---- Supplied material
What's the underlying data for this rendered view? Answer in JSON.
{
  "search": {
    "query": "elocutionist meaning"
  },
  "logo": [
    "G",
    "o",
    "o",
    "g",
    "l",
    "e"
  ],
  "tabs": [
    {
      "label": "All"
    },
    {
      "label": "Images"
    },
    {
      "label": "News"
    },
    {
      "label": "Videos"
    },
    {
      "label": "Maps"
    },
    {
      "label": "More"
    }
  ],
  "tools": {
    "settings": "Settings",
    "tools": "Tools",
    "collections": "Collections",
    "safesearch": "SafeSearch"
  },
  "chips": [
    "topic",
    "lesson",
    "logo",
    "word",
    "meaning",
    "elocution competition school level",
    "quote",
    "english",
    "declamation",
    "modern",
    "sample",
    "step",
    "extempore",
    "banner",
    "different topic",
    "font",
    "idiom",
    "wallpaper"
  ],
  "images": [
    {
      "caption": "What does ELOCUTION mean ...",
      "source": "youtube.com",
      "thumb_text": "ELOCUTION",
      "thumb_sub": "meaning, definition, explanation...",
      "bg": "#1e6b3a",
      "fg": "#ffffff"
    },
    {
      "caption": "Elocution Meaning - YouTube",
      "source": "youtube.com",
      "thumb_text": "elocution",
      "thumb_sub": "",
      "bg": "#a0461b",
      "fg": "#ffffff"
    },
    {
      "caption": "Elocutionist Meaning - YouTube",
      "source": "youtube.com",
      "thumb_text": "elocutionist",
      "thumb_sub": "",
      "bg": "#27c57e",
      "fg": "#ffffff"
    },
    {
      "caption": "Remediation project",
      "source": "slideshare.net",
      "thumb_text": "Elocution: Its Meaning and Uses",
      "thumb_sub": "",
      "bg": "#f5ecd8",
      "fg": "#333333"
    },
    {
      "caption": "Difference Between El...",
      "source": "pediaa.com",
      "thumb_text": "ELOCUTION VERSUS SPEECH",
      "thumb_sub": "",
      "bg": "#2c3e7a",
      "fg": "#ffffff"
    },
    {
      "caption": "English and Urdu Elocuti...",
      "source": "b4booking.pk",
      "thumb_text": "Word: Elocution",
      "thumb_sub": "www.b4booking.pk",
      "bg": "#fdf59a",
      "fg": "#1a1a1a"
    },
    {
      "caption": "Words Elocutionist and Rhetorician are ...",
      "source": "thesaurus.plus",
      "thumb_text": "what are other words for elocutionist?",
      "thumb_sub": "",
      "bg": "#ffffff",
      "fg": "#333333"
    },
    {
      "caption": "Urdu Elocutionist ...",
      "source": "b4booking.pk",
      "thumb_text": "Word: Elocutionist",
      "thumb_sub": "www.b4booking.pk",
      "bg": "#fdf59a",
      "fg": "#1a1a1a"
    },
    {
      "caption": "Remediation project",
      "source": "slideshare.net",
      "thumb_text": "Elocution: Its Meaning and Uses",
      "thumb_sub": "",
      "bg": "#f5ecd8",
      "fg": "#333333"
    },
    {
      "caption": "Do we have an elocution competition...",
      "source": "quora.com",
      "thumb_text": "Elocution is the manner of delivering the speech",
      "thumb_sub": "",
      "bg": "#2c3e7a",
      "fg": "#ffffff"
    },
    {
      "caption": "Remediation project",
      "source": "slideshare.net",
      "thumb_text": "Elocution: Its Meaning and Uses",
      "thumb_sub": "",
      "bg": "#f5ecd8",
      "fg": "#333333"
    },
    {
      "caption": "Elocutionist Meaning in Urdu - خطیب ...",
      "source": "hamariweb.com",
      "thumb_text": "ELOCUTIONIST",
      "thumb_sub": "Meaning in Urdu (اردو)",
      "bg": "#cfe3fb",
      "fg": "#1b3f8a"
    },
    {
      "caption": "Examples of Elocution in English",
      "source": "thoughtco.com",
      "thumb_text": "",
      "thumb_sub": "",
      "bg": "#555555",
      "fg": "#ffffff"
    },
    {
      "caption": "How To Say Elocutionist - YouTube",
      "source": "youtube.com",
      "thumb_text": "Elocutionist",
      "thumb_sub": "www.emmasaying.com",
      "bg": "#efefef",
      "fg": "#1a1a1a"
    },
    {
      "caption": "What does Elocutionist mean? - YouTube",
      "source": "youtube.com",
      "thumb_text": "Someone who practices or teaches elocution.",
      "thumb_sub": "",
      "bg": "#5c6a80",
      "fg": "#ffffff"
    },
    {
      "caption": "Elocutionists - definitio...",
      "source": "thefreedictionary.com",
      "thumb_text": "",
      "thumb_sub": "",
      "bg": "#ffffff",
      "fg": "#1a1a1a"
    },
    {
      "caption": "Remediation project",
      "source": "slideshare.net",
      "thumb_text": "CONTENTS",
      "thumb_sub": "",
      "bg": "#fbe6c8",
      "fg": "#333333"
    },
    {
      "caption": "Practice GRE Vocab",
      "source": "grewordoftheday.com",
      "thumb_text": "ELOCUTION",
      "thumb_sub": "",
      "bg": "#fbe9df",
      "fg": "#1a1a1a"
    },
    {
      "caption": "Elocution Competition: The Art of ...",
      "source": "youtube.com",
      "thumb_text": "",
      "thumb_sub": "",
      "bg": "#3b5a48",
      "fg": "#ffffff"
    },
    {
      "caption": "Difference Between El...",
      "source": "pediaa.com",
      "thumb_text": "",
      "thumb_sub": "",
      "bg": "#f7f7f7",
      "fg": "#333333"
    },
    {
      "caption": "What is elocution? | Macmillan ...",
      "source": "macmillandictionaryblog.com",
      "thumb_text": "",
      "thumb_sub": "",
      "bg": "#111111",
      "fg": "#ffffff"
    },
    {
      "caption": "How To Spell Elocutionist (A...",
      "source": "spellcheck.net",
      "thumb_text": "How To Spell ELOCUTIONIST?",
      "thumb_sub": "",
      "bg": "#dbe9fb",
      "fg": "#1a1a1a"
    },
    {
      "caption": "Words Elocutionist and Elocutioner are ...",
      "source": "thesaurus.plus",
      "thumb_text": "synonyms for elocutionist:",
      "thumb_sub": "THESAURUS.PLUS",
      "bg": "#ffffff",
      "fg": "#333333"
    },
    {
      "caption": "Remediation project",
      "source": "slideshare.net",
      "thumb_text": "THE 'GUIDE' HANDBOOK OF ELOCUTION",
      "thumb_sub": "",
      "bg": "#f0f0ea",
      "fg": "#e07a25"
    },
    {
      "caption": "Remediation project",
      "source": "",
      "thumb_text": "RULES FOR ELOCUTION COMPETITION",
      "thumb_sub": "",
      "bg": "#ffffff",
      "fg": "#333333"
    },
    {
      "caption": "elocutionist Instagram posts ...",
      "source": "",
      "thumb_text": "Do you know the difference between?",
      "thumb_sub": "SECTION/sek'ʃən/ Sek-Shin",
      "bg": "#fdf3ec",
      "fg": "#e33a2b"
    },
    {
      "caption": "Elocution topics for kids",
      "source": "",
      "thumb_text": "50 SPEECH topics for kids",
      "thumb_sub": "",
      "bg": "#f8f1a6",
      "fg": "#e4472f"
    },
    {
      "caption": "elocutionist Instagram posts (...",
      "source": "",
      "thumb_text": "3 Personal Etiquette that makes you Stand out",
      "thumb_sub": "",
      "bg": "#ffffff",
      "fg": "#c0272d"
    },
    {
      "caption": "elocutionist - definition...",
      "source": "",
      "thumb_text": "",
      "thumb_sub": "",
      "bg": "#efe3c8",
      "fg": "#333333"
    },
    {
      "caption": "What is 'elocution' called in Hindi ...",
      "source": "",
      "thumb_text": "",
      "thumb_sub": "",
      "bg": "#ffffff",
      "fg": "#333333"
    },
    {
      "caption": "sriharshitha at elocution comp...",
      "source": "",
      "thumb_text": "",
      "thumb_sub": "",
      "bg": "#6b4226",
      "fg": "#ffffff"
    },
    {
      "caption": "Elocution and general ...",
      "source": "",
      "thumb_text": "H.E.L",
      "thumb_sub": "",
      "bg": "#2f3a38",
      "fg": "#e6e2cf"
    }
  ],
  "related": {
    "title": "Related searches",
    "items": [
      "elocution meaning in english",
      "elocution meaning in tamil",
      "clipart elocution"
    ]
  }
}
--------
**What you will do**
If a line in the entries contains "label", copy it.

**Completed task**
      "label": "All"
      "label": "Images"
      "label": "News"
      "label": "Videos"
      "label": "Maps"
      "label": "More"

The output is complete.